The Illinois Supreme Court has reversed a $10.1bn (£5.7bn) damages ruling against tobacco firm Philip Morris.
The firm had been accused of misleading customers
The court issued instructions to dismiss a class action suit, which had been brought against the US cigarette giant in 2003.
The case centred around accusations that the firm had defrauded customers into thinking "light" cigarettes were safer than regular cigarettes.
Shares in the firm's owner Altria Group rose 5% on the news to a fresh high.
"Even though this was a well-anticipated reversal... the market still has reacted positively to the ruling in pushing up tobacco stocks, because this removes yet another legal impediment to the survival of the industry," said Tim Ghriskey, chief investment officer for Solaris Asset Management.
According to the court's findings, tobacco companies had been specifically authorised by the US Federal Trade Commission (FTC) to describe their "light" cigarettes as low in tar and nicotine.
Writing for the majority, Justice Rita Garman said the FTC had "specifically authorized the use of the terms".
"PM USA [Philip Morris] may not be held liable under the Consumer Fraud Act, even if the terms might be deemed false, deceptive or misleading," she wrote.
However, the court was deeply divided over the decision.

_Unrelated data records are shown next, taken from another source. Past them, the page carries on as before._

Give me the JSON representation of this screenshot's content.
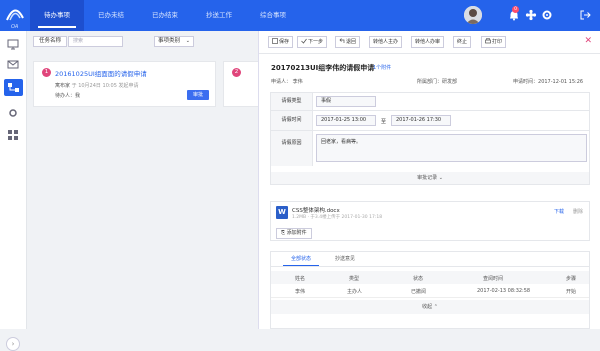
{
  "app": {
    "logo_text": "OA"
  },
  "nav": {
    "tabs": [
      "待办事项",
      "已办未结",
      "已办结束",
      "抄送工作",
      "综合事项"
    ],
    "badge_count": "0"
  },
  "filter": {
    "label": "任务名称",
    "placeholder": "搜索",
    "select": "事项类别"
  },
  "cards": [
    {
      "num": "1",
      "title": "20161025UI组面面的请假申请",
      "applicant_label": "寓布家",
      "time_gray": "于 10月24日 10:05 发起申请",
      "handler_label": "待办人：",
      "handler": "我",
      "action": "审批"
    },
    {
      "num": "2",
      "title": "",
      "applicant_label": "",
      "time_gray": "",
      "handler_label": "",
      "handler": "",
      "action": ""
    }
  ],
  "panel": {
    "toolbar": [
      "保存",
      "下一步",
      "退回",
      "转他人主办",
      "转他人办审",
      "终止",
      "打印"
    ],
    "title": "20170213UI组李伟的请假申请",
    "attachment_count": "1个附件",
    "applicant_label": "申请人：",
    "applicant": "李伟",
    "dept_label": "所属部门：",
    "dept": "研发部",
    "date_label": "申请时间：",
    "date": "2017-12-01 15:26",
    "form": {
      "type_label": "请假类型",
      "type_value": "事假",
      "time_label": "请假时间",
      "time_start": "2017-01-25 13:00",
      "time_sep": "至",
      "time_end": "2017-01-26 17:30",
      "reason_label": "请假原因",
      "reason_value": "回老家，看病等。",
      "footer": "审批记录"
    },
    "attachment": {
      "icon": "W",
      "name": "CSS整体架构.docx",
      "meta": "1.2MB · 于3.4楼上传于 2017-01-30 17:18",
      "download": "下载",
      "delete": "删除",
      "add": "添加附件"
    },
    "flow": {
      "tabs": [
        "全部状态",
        "抄送意见"
      ],
      "headers": [
        "姓名",
        "类型",
        "状态",
        "查阅时间",
        "步骤"
      ],
      "rows": [
        [
          "李伟",
          "主办人",
          "已撤阅",
          "2017-02-13 08:32:58",
          "开始"
        ]
      ],
      "footer": "收起"
    }
  }
}
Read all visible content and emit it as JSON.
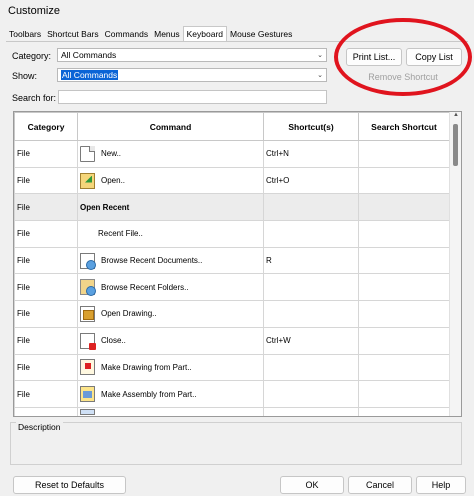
{
  "window": {
    "title": "Customize"
  },
  "tabs": [
    {
      "label": "Toolbars",
      "active": false
    },
    {
      "label": "Shortcut Bars",
      "active": false
    },
    {
      "label": "Commands",
      "active": false
    },
    {
      "label": "Menus",
      "active": false
    },
    {
      "label": "Keyboard",
      "active": true
    },
    {
      "label": "Mouse Gestures",
      "active": false
    }
  ],
  "filters": {
    "category_label": "Category:",
    "category_value": "All Commands",
    "show_label": "Show:",
    "show_value": "All Commands",
    "search_label": "Search for:",
    "search_value": ""
  },
  "actions": {
    "print_list": "Print List...",
    "copy_list": "Copy List",
    "remove_shortcut": "Remove Shortcut"
  },
  "table": {
    "columns": [
      "Category",
      "Command",
      "Shortcut(s)",
      "Search Shortcut"
    ],
    "rows": [
      {
        "category": "File",
        "command": "New..",
        "shortcut": "Ctrl+N",
        "search": "",
        "icon": "new-document-icon",
        "group": false
      },
      {
        "category": "File",
        "command": "Open..",
        "shortcut": "Ctrl+O",
        "search": "",
        "icon": "open-folder-icon",
        "group": false
      },
      {
        "category": "File",
        "command": "Open Recent",
        "shortcut": "",
        "search": "",
        "icon": "",
        "group": true
      },
      {
        "category": "File",
        "command": "Recent File..",
        "shortcut": "",
        "search": "",
        "icon": "",
        "group": false,
        "indent": true
      },
      {
        "category": "File",
        "command": "Browse Recent Documents..",
        "shortcut": "R",
        "search": "",
        "icon": "recent-documents-icon",
        "group": false
      },
      {
        "category": "File",
        "command": "Browse Recent Folders..",
        "shortcut": "",
        "search": "",
        "icon": "recent-folders-icon",
        "group": false
      },
      {
        "category": "File",
        "command": "Open Drawing..",
        "shortcut": "",
        "search": "",
        "icon": "open-drawing-icon",
        "group": false
      },
      {
        "category": "File",
        "command": "Close..",
        "shortcut": "Ctrl+W",
        "search": "",
        "icon": "close-document-icon",
        "group": false
      },
      {
        "category": "File",
        "command": "Make Drawing from Part..",
        "shortcut": "",
        "search": "",
        "icon": "make-drawing-icon",
        "group": false
      },
      {
        "category": "File",
        "command": "Make Assembly from Part..",
        "shortcut": "",
        "search": "",
        "icon": "make-assembly-icon",
        "group": false
      },
      {
        "category": "",
        "command": "",
        "shortcut": "",
        "search": "",
        "icon": "partial-row-icon",
        "group": false
      }
    ]
  },
  "description": {
    "label": "Description"
  },
  "footer": {
    "reset": "Reset to Defaults",
    "ok": "OK",
    "cancel": "Cancel",
    "help": "Help"
  },
  "colors": {
    "annotation": "#e0141e",
    "selection": "#0a64d6"
  }
}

One of the dissenting judges, Justice Charles Freeman, said the "court's action today is predicated upon an erroneous and irresponsible interpretation of our Consumer Fraud Act".
The law suit had been brought by smokers, who argued that Philip Morris had hidden the fact that light cigarettes were not healthier than normal cigarettes.
The tar contained in the smoke of light cigarettes, for example, was actually more toxic than that of regular cigarettes, the plaintiffs said.
In March 2003, an Illinois county judge had ruled that Philip Morris advertising had misled customers and ordered the firm to pay a total of $10.1bn in damages.
During its appeal the company had insisted that it never suggested light cigarettes were less hazardous than other cigarettes.
The company could not be blamed for smokers taking deeper puffs or smoking more cigarettes to make up for lower nicotine levels, its lawyer contended.